"The only explanation is that the team led by the minister of defense is a team that is anti-peace, that is for war. And indeed they have proven that from the time they left, they attacked South Sudan. The MiG-29 that attacked South Sudan, of which one has been shot down today, cannot attack without the minister of defense ordering them to attack. Definitely. This is very clear. It's warmongering that made them not to sign [the agreement]. Nothing else," he said.
A Sudanese military spokesman in Khartoum denied that a plane had been shot down. He called the report "completely incorrect."
A member of the AU mediation team said the latest developments would not affect Mr. Mbeki's efforts to ease border tensions that threaten to erupt into all-out war. But the former South African president acknowledged that the talks are being held in a tense atmosphere.
"The talks were conducted against the background of the escalating armed conflict along the common border and, like the two parties, the panel, of course, was gravely concerned about this fighting," he said.
Mr. Mbeki said his panel would immediately travel to the South Sudanese capital, Juba, to continue mediation efforts. After talks with President Salva Kiir, the panel is expected to fly to Khartoum to hold similar talks with President Omar al-Bashir.

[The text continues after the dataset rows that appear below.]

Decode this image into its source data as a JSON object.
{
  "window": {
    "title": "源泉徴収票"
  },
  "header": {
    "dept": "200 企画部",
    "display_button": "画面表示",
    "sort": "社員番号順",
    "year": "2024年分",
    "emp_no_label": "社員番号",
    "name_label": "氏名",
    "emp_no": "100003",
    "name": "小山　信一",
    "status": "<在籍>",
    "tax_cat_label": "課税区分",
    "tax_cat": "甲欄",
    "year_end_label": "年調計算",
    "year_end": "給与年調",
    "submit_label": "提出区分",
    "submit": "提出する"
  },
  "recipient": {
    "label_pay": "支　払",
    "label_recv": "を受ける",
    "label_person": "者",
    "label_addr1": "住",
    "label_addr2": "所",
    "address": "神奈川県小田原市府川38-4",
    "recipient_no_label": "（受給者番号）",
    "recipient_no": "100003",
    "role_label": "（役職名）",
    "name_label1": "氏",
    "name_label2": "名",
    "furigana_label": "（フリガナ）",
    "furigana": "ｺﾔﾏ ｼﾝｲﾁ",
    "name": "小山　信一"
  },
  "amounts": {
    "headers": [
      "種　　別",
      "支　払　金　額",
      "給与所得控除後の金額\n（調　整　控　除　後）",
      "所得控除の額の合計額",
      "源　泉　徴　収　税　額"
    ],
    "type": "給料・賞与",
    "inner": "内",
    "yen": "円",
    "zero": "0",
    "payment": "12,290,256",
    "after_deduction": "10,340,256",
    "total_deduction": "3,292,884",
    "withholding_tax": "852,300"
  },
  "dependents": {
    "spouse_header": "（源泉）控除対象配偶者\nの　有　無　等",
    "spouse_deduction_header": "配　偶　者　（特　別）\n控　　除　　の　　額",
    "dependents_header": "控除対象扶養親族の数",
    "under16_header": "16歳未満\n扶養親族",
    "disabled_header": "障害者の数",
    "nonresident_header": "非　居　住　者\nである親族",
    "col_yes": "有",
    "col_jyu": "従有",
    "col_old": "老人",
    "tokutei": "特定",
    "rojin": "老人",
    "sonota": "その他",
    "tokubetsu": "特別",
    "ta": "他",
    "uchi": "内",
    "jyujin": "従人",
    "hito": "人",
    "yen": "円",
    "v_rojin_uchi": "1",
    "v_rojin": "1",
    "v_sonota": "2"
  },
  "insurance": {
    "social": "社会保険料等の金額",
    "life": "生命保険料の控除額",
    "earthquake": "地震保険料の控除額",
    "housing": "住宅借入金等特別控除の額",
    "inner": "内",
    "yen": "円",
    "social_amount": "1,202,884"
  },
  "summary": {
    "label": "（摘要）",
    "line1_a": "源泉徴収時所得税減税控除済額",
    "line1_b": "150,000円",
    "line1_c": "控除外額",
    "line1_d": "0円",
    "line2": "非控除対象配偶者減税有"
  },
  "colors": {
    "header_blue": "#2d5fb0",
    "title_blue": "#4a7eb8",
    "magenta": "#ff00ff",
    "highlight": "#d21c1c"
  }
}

Mr. Mbeki said the agenda would include the subject of a summit in the coming days at which the two leaders would take up sensitive issues that have stalled in negotiations.